A. The significance of the one-year-old animal without a defect is the sacrifice would be required on the part of the sacrificer.  You couldn’t give God just any old (or sick, or deformed) animal.  You had to provide an animal in its prime and not one you were going to get rid of anyway.  This goes back to giving God our best or “firstfruits”.

Q. (12:8): Why bread with no yeast?  Takes up less space for traveling?

A. Nope.  It’s ready sooner because you don’t have to wait for it to rise.

Q. (12:23): I never thought about the OT blood symbolism applying to Jesus dying on the cross.  Just as the blood allows God to spare the Israelites from the plague, Jesus blood shed spares us from eternal punishment.  Does this work for you, Rob?

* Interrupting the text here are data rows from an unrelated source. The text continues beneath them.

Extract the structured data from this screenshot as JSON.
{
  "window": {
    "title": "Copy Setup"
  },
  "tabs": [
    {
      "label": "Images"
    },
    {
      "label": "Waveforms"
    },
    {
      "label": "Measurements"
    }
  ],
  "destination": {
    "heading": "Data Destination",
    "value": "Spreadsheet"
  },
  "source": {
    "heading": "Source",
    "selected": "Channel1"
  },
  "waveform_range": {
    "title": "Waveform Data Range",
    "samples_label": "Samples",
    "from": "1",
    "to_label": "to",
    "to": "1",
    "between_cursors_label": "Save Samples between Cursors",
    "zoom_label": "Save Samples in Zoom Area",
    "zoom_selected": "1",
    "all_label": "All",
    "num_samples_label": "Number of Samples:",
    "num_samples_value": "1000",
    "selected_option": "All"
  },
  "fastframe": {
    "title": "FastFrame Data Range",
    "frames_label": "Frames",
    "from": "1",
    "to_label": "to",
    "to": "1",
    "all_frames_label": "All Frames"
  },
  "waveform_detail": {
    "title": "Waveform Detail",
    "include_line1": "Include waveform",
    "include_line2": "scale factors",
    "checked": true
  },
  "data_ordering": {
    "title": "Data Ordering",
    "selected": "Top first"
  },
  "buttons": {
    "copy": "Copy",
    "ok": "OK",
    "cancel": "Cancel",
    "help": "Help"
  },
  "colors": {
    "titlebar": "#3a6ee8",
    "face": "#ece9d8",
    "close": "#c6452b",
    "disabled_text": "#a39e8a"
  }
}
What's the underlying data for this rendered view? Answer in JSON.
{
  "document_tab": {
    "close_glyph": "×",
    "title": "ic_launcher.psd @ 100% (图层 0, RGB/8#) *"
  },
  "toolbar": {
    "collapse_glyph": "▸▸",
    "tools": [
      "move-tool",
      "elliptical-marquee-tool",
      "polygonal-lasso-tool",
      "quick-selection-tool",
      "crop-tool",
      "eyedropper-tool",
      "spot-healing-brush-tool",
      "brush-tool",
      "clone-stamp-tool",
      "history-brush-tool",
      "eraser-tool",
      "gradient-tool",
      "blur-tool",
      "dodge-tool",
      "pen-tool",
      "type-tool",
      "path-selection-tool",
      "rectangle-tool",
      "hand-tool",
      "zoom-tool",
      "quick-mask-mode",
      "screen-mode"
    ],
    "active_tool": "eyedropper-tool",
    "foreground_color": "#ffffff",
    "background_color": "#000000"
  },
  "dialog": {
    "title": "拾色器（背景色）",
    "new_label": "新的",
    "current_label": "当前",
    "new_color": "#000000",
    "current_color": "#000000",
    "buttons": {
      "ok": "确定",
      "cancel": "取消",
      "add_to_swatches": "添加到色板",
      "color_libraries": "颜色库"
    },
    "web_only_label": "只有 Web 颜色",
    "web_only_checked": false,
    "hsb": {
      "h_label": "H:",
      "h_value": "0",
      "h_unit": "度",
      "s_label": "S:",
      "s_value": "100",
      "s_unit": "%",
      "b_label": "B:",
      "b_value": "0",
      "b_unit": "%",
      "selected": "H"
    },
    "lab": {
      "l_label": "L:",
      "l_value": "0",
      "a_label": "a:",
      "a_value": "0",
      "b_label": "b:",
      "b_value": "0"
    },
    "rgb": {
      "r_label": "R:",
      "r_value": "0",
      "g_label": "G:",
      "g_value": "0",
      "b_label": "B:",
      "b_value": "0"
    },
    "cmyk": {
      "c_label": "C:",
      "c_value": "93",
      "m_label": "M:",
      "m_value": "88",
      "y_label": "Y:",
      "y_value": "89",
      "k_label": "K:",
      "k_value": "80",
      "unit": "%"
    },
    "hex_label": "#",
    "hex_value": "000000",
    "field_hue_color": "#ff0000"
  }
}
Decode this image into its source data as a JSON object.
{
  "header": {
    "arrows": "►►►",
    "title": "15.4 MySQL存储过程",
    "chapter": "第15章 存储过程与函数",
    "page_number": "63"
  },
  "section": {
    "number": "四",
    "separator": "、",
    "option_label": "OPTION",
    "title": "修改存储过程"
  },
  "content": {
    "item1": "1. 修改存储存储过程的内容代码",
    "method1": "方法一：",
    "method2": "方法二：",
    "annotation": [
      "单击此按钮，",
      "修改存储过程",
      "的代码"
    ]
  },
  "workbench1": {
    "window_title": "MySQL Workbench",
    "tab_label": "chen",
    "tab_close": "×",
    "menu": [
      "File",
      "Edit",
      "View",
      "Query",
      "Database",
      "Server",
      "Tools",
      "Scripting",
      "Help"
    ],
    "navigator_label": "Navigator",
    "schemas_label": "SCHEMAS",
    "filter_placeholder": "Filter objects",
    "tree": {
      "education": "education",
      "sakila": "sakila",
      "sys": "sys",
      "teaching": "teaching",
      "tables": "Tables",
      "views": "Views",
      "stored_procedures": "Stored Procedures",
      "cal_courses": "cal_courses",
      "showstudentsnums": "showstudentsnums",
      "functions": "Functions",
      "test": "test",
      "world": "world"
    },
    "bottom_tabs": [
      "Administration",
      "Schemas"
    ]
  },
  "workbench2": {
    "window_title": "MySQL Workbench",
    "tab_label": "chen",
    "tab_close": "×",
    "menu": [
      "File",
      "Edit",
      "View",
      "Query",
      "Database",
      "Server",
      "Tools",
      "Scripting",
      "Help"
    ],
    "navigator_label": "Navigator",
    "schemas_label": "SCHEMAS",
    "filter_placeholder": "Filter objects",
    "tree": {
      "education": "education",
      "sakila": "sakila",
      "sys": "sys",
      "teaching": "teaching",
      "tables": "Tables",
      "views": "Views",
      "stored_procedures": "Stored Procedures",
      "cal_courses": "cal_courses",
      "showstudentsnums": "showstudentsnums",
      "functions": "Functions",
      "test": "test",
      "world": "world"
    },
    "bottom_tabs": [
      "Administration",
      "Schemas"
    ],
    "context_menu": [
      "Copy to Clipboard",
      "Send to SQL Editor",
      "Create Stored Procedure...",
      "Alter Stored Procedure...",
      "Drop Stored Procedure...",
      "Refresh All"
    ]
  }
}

A. Yes.  When John the Baptist speaks of Jesus as the Lamb of God in John 1, I suspect this is at least partially the image he had in mind.  The idea here is that the blood itself is what wards off the angel of death, an idea that Christians definitely came to connect with.

Q. (12:24): I guess this is speaking to us.  Christians are still supposed to observe the Passover?  I never have.  It has not been a requirement in the churches I have belonged to.

A. We are no longer under the Law, so we are not obligated to keep the Passover.  This does not mean we cannot participate in one or learn from it.  Something I have seen recently in the churches I have been a part of have connected with the idea that the Last Supper from the Gospels was, in fact, a Passover meal.  Jesus took the opportunity do use the unleavened bread (which, for reference, is kind of like pita bread) and wine that were already a part of the ceremony to talk about the new way God was doing to do things through Jesus (i.e. the new covenant).  So, while we don’t HAVE to keep the Passover, I think there is great value in understanding it, and maybe sharing in one at some point.

Q. (12:48): Sure glad I’m a woman!  Does the Passover law still apply — that all males who want to partake in it must be circumcised?

A. Ha!  For religious Jews such as Hassidic and Orthodox, I presume the answer is yes, but I am not certain.

Q.  (12:51): Leading the Israelites out of Egypt would be quite an undertaking for Moses.  With women and children, there were easily 2 million Israelites.  Moses didn’t have a microphone.  How could he communicate what they were to do so quickly?  Nothing is impossible with the Lord!

A. One of the things that the text will talk about after the journey to Sinai is the way that the different tribes moved with the Tabernacle.  Nope, no microphones, so I would imagine it was an incredibly difficult task: something God alone could bring the people through.